We know the uplifting feeling of being served by a person who seems to care more about our wellbeing at that moment of service, than about their own. And we know the opposite too, being served by someone, or by a company, that seems to care more about what’s in it for them than about what’s in it for us.
At the moment of conversation with Avraham, Eliezer was in his servant role. He compromised this moment of service by strategizing his own future interests at the time he should have been thinking only of Avraham and his son. This contamination of his mission to find a wife for Yitzchak with personal self-interest could distort his judgment and result in Yitzchak marrying a woman less than his optimal besheirt (destined partner). This would have been an oppression of “a loved one.”
There are three other important insights in the Midrash about service and leadership:
- Avraham squashes any ambitions that Eliezer had that were not able to be fulfilled: You are cursed and my son is blessed. A successful union cannot occur between one who is cursed and one who is blessed. When an employee is being motivated by an expectation that is unrealistic, it is important to remove that expectation from their horizon, so that they can focus on real possibilities instead. Although potentially hurtful to the employee, this alignment with reality is a kindness.

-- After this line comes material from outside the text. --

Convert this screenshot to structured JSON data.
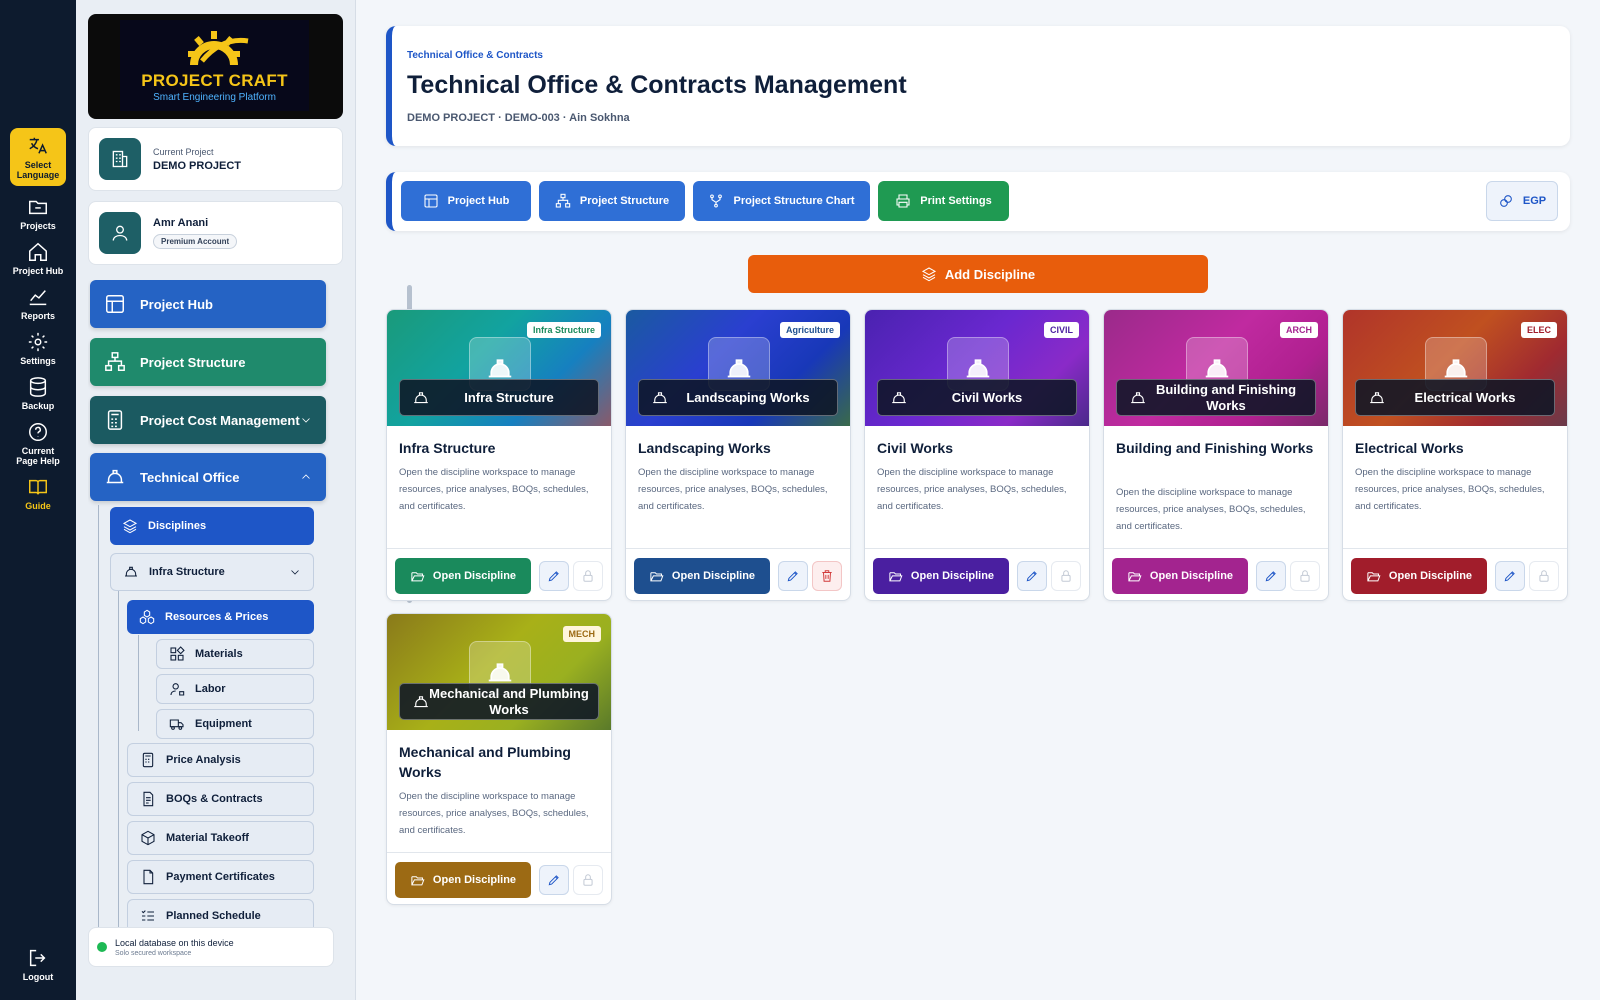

- The curse from which Eliezer suffered, was a relegation to the role of permanent service to others. Avraham’s statement that union cannot occur between one who is cursed and one who is blessed refers to more than just marriage. It is a refutation of the popular but misleading idea of servant leadership, introduced by Robert K. Greenleaf some fifty years ago. Service and leadership are two different, although interdependent, poles that should not be confused. (More about that in a forthcoming leadership essay on the LapinInternational site.)

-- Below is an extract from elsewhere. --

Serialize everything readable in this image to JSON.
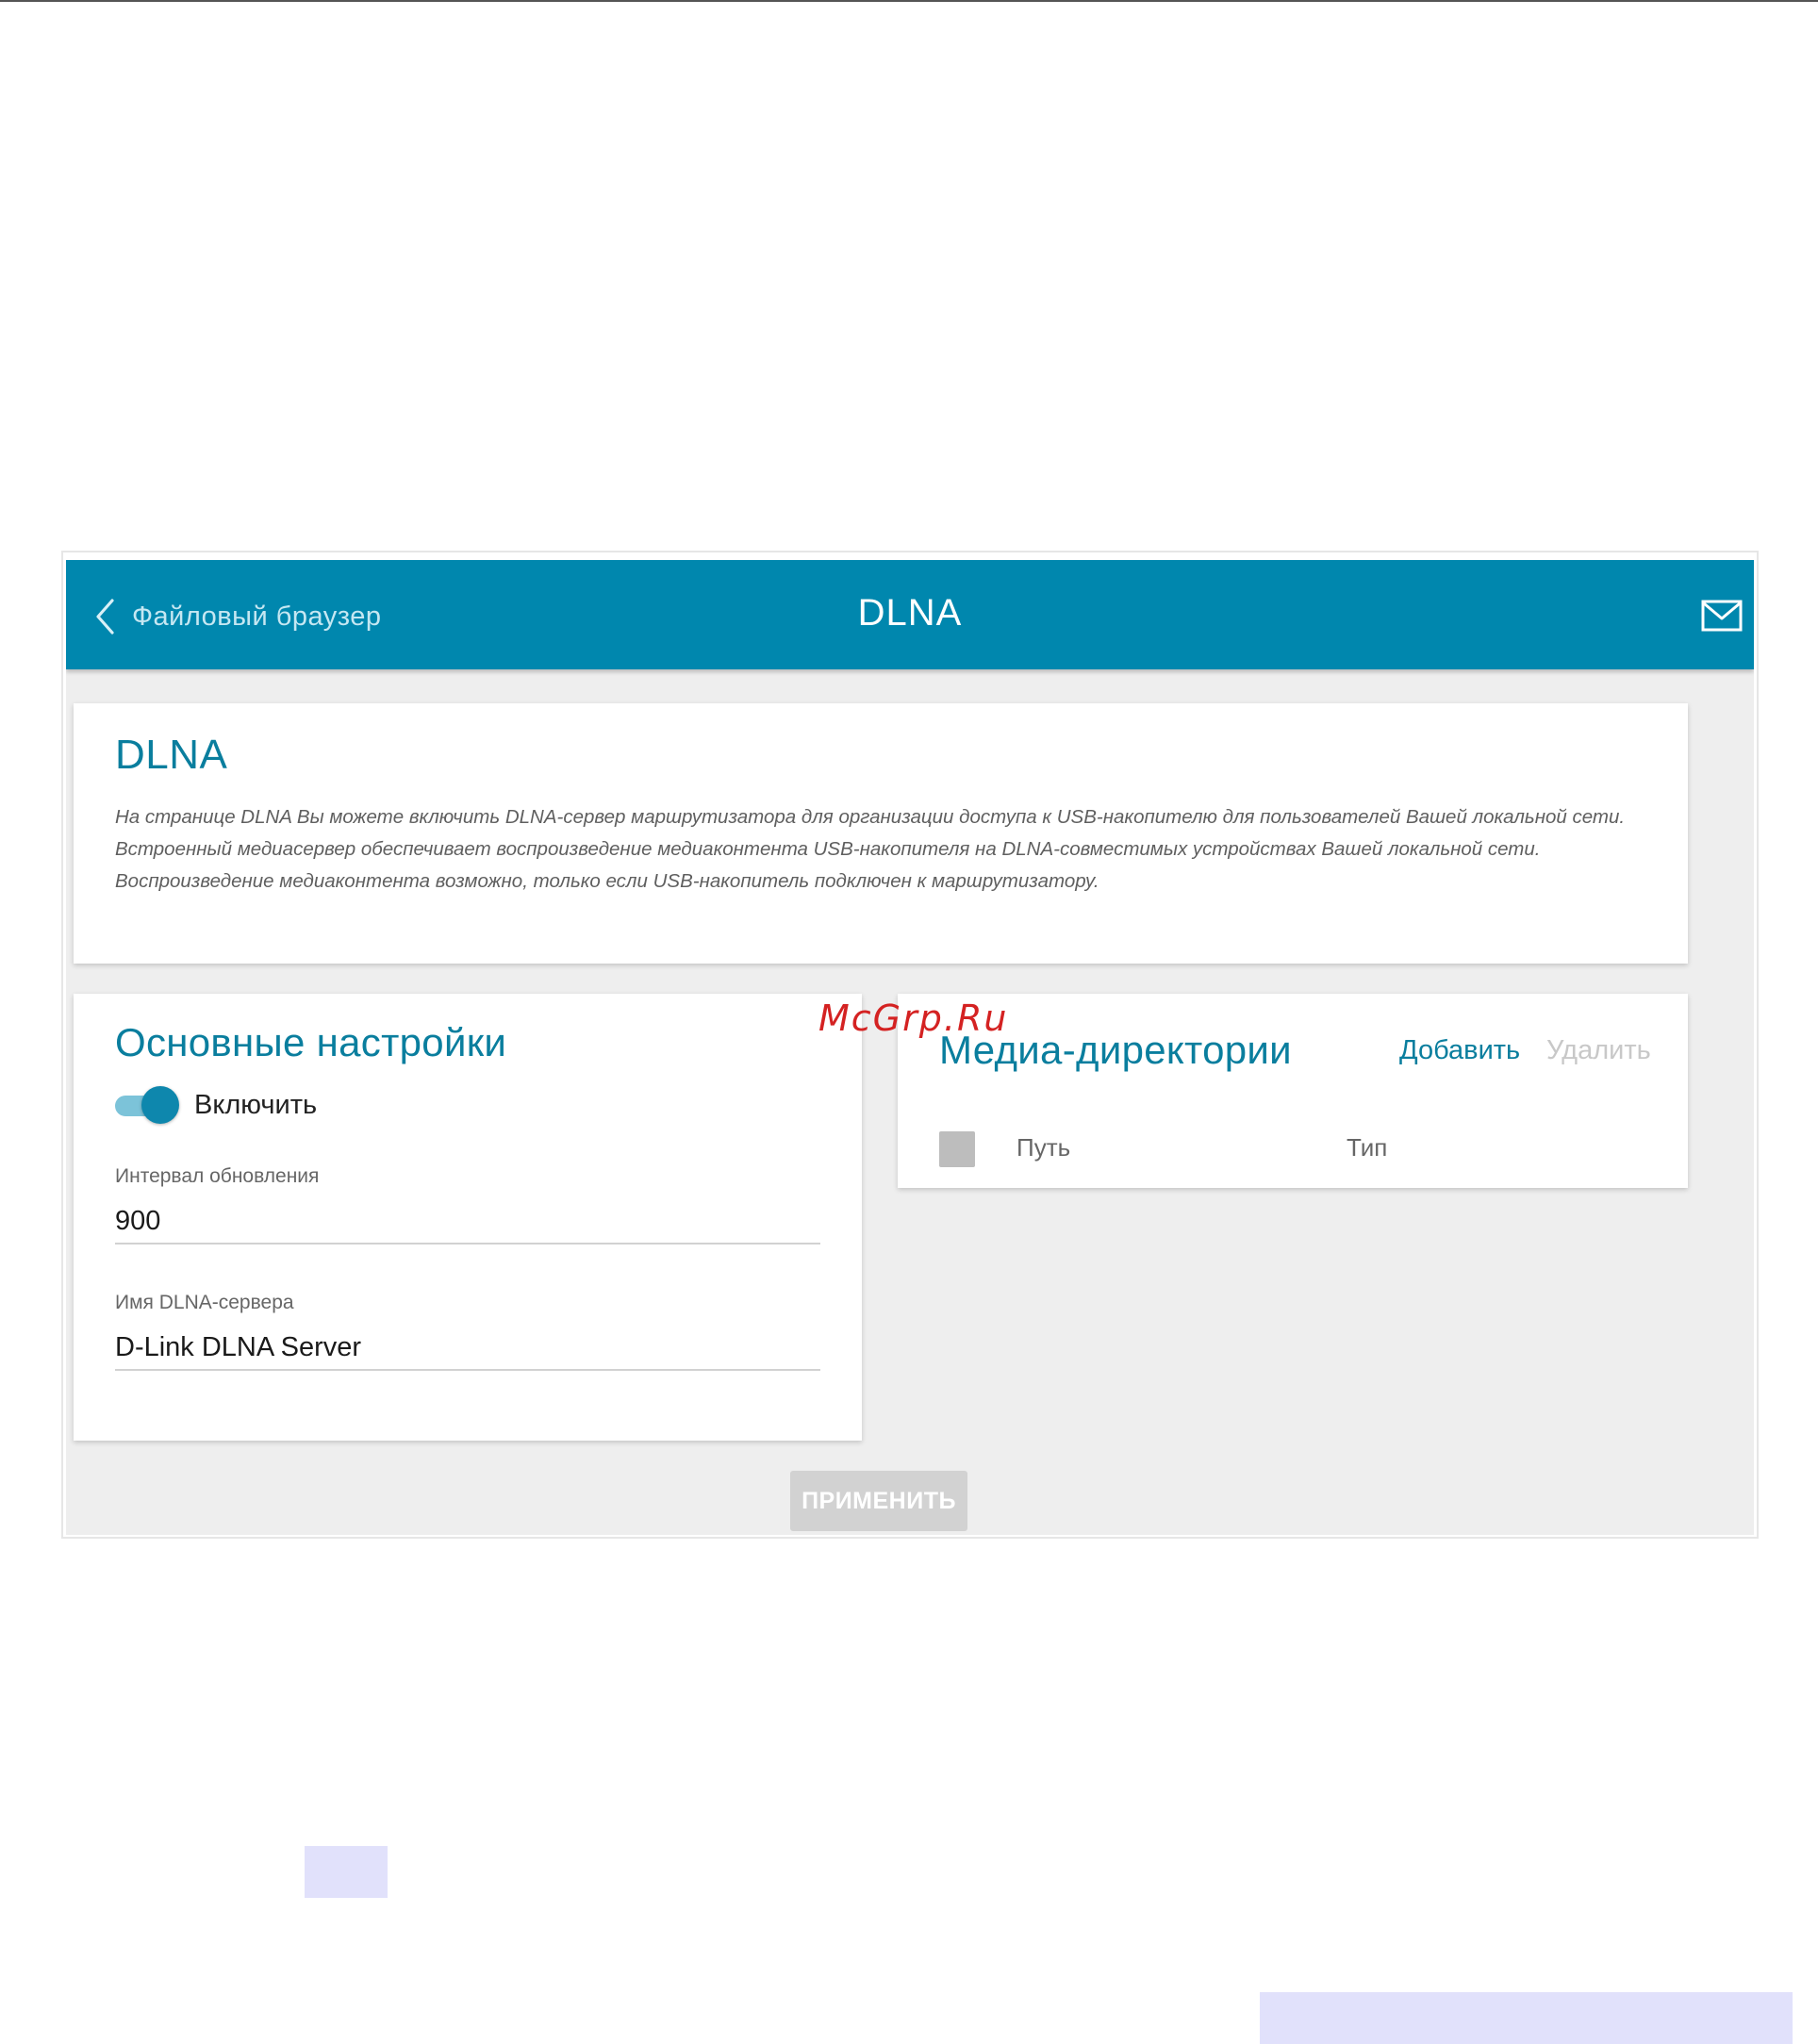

- The midrash discovers Eliezer’s ulterior motive in asking what would happen if the girl refused to emigrate, from the strange spelling of the word ulai (perhaps) later on (chapter 24:39) when he recounts his experiences to Rivkah’s father and brother. When he actually poses the question to Avraham (24:5) the word is spelled conventionally. This indicates that Eliezer was himself unaware of his self-interest and his subconscious aspiration until he retold the story later. I can’t help wondering how many times I have had self-interest while serving others (or Hashem) without being conscious of it? What impact could this unintended self-interest have on the accuracy, authenticity and purity of my service? Would it help to retell the events of my day to myself (or to another) in the form of a journal so that with the perspective of some distance I might probe and become aware of possible self-interest as Eliezer did when he retold his experiences?

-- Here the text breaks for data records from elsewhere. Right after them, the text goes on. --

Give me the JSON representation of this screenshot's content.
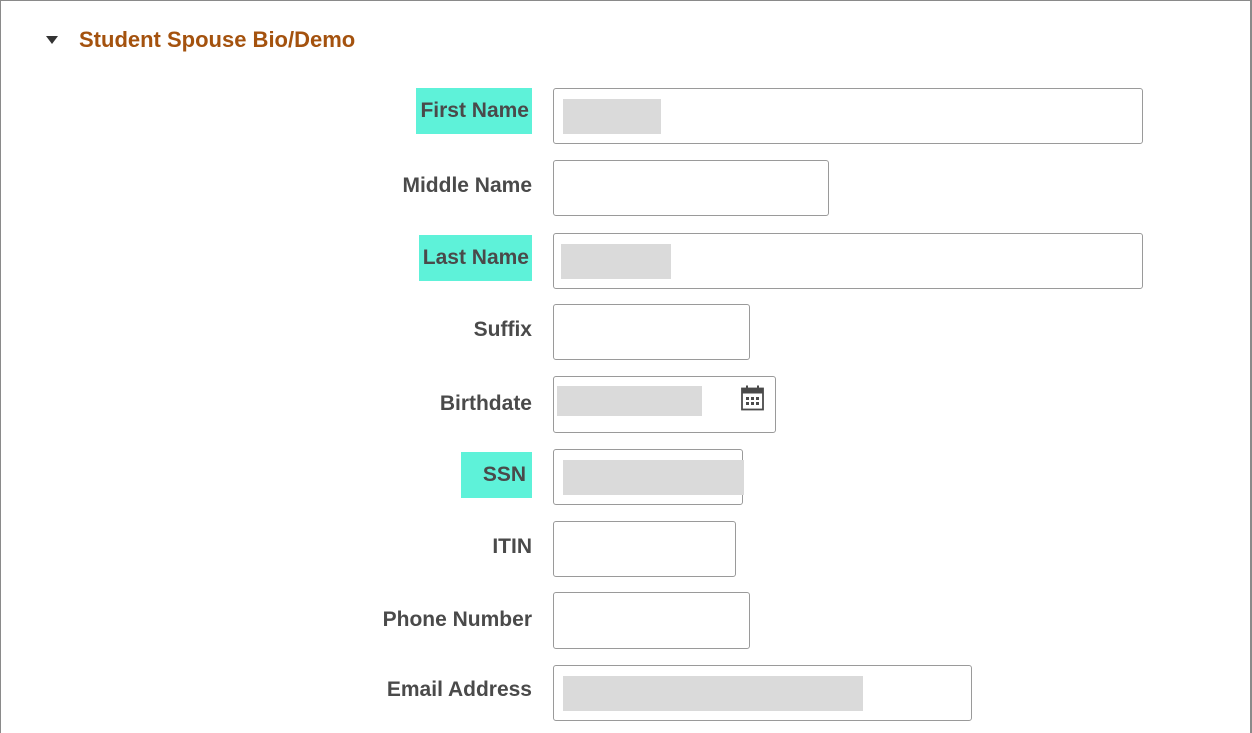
{
  "section": {
    "title": "Student Spouse Bio/Demo",
    "expander_icon": "triangle-down-icon"
  },
  "fields": {
    "first_name": {
      "label": "First Name",
      "value": "",
      "required": true
    },
    "middle_name": {
      "label": "Middle Name",
      "value": "",
      "required": false
    },
    "last_name": {
      "label": "Last Name",
      "value": "",
      "required": true
    },
    "suffix": {
      "label": "Suffix",
      "value": "",
      "required": false
    },
    "birthdate": {
      "label": "Birthdate",
      "value": "",
      "required": false,
      "icon": "calendar-icon"
    },
    "ssn": {
      "label": "SSN",
      "value": "",
      "required": true
    },
    "itin": {
      "label": "ITIN",
      "value": "",
      "required": false
    },
    "phone_number": {
      "label": "Phone Number",
      "value": "",
      "required": false
    },
    "email_address": {
      "label": "Email Address",
      "value": "",
      "required": false
    }
  },
  "colors": {
    "section_title": "#a4520e",
    "required_highlight": "#5ef2d9",
    "label_text": "#4a4a4a",
    "input_border": "#9a9a9a",
    "redaction": "#dadada"
  }
}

Transcending ones self-interest in the service of G-d and the service of in no way diminishes the importance of ambition, drive, leadership and personal growth. However, ambition should have direction, not only force. The direction of ones ambition instead of being self-facing, should face towards service, towards ultimately making the world a better place.